Home >> Encyclopedia Americana, Volume 27 >> Siam to The Growth And Con >> Treaties_P1

Treaties

treaty, power, law, nations, character and agreements

Page: 1 2 3 4 5

TREATIES. A treaty is an agreement or compact between two or more independent sovereign states for the settlement of their current interests or controversies, or for the of increasing,. modifying or determin ing their respective rights, duties and obliga tions, between themselves, or between each, and the subjects of the other. A treaty is some what similar to a contract in private law, an important difference being that its enforcement depends largely on the good faith of the con tracting parties, and the fact that in case of a dispute the parties can settle it in only two ways; by agreement, or by an appeal to force. The term treaty includes various transactions between states, such as treaties of peace, con ventions and agreements of a political or com mercial character. The term is, however, usu ally restricted to the more important interna tional agreements of a general character — to those covering several subjects such as a treaty of alliance, peace or commerce.

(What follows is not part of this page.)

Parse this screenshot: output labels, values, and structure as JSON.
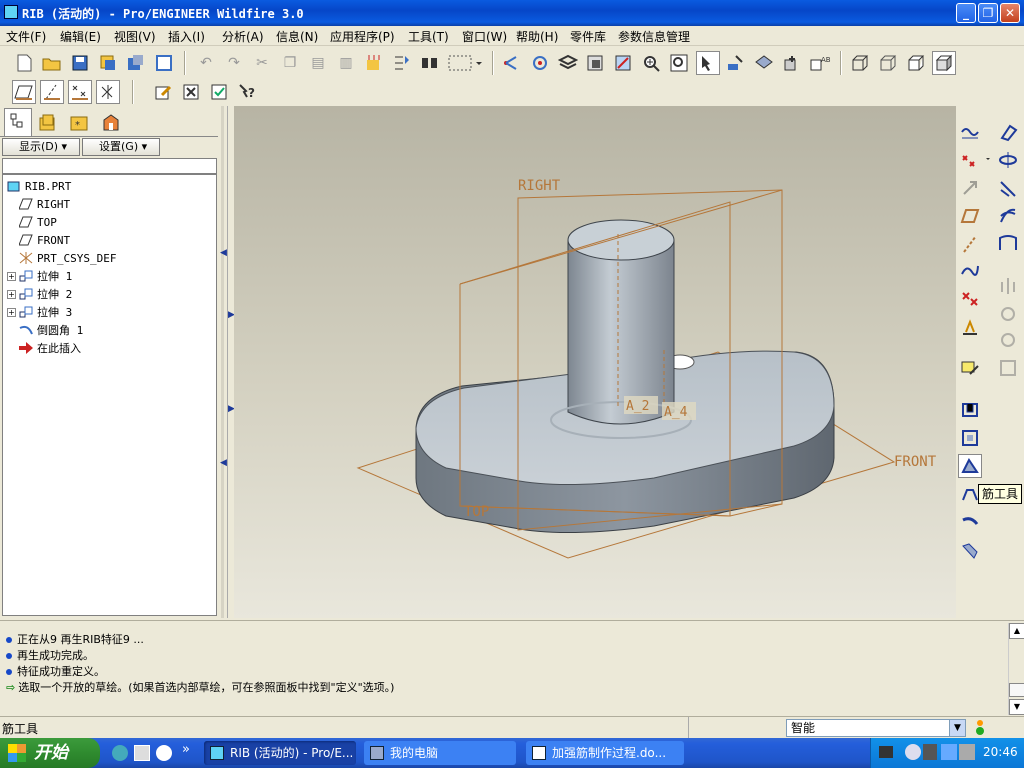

Treaties as a Source of International Law. —Treaties are an important source of inter national law, for a special agreement between two nations may work so well that other na tions will enter into such an agreement, and the principle or practices involved may finally be accepted by all nations as a part of the common law of nations. Or a considerable number of important nations may declare for a new set of rules binding on themselves, which later may be adopted by others, as for ex ample, the Declaration of Paris made in 1856, providing for new maritime rules referring to privateering, blockades, contraband, etc. Trea ties entered into by a large number of powers, which .redistribute territory, make or unmake dynasties and states, and set up a new balance of power, are also important sources of in ternational law. Examples are the Treaty of Westphalia, 1648; Peace of Paris, 1763; Con gress of Vienna, 1815, and the Peace of Ver sailles, 1919.

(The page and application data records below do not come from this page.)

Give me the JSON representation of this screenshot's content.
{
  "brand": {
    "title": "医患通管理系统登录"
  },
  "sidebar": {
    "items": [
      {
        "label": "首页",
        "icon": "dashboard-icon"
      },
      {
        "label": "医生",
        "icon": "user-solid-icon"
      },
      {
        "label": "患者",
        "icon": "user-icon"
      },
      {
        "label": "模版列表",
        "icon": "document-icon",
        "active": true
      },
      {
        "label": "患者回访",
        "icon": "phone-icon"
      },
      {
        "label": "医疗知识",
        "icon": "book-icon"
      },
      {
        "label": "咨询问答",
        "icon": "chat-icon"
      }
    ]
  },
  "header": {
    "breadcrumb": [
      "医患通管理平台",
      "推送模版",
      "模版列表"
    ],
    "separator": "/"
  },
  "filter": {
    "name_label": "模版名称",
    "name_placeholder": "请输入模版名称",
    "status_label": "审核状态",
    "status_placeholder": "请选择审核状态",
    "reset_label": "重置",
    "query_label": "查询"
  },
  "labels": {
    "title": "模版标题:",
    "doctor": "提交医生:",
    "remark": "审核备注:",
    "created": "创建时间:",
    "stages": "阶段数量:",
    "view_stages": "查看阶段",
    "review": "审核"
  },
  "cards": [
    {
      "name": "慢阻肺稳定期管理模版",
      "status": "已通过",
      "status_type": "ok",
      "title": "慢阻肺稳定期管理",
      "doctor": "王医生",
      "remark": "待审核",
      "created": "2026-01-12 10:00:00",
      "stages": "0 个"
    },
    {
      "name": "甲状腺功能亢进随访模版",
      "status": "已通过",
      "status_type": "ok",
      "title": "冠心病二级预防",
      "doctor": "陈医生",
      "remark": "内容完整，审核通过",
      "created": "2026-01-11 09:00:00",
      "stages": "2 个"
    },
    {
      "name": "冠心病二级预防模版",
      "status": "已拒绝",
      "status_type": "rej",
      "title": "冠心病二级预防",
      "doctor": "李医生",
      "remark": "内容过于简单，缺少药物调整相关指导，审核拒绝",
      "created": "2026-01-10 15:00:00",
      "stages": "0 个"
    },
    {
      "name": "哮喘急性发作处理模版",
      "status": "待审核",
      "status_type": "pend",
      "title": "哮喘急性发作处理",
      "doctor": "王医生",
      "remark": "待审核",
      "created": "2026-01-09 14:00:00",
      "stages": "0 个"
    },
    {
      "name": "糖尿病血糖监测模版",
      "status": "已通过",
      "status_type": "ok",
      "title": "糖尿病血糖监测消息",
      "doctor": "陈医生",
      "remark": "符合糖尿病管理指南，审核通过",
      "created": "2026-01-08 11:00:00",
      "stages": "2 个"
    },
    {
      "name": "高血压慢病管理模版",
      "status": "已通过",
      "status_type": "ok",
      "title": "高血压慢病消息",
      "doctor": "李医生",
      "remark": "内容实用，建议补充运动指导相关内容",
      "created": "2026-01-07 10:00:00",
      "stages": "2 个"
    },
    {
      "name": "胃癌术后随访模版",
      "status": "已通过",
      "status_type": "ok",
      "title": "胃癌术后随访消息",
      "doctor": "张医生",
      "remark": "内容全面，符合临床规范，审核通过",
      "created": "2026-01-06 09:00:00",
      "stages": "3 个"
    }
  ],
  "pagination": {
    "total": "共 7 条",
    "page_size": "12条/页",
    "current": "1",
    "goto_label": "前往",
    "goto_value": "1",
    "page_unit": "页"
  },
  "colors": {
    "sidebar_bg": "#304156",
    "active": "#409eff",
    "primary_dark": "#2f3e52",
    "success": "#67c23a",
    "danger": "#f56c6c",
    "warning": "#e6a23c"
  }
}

The Right to Make Treaties.— The right to make a treaty is one of the essential and determining attributes of sovereignty. Semi

sovereign or dependent states are easily recog nized because of the fact that this right has been abridged or destroyed. Even sovereign and independent states may voluntarily restrain or modify this faculty by treaties of alliance or confederation with other states. Dependent states, restricted with respect to their right to make important international agreements, often retain power to make, unrestricted, certain treaties of a commercial character, or an extra dition or naturalization treaty. Members of federal states are usually forbidden to make independent treaties, except those of a minor character. The States' of the United States are forbidden by the Constitution to enter into treaty relations with foreign states or make agreements with each other except by the con sent of Congress.

The treaty-making power, or the agent to whom the power is given to negotiate a treaty varies in individual countries. Ordinarily, in monarchical countries, it is vested in the Crown, but the approval of the legislative body may be necessary for ratification. In other words, power to negotiate and power to ratify are two separate steps. In states having a republican form of government the power to negotiate is usually exercised by the executive council. In the United States the treaty-making power is vested by the Constitution in the President, with the advice and consent of the Senate, two thirds of the members present concurring. The preliminary negotiations leading up to the treaty and the drafting of the instrument, have in practice been in the hands of the President, usually acting through the Secretary of State, or through special envoys. The framers of the Constitution probably intended that the Senate should share in these preliminary nego tiations, by giving advice as well as consent. The House of Representatives also may have a share in the treaty-making power, if legisla tion is necessary to carry it into effect, in which case its consent must be obtained.

Page: 1 2 3 4 5